* [What you should do]
For each line below, check for the word "马尔彭萨机场", then state how many lines contain it, with no other output.

[Page and application data records]
########################################

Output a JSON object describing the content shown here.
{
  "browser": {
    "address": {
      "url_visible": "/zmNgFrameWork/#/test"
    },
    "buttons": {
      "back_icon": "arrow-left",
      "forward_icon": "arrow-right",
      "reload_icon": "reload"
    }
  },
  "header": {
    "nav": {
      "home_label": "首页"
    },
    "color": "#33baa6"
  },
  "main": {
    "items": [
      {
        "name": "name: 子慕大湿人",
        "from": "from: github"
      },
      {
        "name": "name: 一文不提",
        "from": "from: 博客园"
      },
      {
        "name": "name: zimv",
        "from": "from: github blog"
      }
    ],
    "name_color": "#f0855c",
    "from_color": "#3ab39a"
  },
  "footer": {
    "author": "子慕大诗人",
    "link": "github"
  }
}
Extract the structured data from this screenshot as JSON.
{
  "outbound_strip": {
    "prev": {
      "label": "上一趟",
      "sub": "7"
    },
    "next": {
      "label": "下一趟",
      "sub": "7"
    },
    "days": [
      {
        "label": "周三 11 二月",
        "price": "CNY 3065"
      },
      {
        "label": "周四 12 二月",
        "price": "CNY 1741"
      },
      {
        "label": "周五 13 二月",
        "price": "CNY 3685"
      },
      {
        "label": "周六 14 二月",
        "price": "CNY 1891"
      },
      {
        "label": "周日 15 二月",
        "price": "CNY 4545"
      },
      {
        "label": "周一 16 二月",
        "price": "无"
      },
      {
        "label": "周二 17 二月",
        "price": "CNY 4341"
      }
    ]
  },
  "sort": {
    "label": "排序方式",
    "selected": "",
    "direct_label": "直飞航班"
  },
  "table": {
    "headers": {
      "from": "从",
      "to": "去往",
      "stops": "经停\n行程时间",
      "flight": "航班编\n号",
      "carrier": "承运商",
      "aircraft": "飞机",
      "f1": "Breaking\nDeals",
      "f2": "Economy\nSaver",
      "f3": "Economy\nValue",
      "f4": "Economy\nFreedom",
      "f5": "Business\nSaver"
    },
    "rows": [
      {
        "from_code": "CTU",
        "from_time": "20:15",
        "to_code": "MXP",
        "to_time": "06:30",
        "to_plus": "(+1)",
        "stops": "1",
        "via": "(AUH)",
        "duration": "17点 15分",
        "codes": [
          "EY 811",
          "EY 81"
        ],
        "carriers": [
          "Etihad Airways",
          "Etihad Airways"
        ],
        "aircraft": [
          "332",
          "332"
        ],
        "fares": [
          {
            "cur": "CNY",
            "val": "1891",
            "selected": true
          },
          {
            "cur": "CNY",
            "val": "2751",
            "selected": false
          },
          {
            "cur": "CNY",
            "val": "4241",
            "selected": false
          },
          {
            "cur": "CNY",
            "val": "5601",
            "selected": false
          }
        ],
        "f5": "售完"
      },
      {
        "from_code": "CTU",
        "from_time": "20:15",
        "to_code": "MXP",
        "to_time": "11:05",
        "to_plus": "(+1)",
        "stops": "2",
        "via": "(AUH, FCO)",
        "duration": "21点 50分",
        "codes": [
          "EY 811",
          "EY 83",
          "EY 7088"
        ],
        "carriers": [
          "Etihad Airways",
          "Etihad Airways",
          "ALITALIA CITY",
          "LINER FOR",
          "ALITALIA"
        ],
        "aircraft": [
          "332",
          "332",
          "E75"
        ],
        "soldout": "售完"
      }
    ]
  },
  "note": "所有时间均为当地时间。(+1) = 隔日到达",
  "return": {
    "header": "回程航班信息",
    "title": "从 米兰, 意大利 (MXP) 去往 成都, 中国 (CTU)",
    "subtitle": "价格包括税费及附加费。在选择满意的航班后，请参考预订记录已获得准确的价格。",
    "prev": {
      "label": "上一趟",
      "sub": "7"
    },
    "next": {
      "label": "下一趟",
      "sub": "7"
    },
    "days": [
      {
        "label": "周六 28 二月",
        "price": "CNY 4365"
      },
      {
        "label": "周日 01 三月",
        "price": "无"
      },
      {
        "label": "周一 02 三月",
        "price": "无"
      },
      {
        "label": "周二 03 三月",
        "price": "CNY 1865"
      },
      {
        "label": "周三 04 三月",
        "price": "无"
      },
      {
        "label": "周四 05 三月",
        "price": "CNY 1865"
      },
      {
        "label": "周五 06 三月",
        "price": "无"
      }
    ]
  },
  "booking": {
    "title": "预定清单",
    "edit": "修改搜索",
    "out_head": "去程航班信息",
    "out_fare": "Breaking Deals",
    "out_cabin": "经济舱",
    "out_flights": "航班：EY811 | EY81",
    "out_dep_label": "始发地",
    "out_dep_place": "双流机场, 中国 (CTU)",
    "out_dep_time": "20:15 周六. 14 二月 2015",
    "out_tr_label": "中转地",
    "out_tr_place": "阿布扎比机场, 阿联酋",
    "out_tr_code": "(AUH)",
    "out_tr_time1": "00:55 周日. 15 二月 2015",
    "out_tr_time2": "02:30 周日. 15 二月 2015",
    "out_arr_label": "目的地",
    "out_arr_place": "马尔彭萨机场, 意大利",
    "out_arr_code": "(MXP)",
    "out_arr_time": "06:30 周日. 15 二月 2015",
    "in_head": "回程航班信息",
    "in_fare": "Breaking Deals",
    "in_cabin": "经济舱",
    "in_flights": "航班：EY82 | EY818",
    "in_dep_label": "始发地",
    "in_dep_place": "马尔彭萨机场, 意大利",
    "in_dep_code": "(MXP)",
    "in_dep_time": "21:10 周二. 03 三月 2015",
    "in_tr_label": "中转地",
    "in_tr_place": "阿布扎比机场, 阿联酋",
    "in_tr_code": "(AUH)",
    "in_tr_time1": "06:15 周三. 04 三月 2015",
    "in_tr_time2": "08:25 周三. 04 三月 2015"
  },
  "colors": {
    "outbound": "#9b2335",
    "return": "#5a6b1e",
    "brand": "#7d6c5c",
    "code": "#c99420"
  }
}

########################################

* [Task output]
2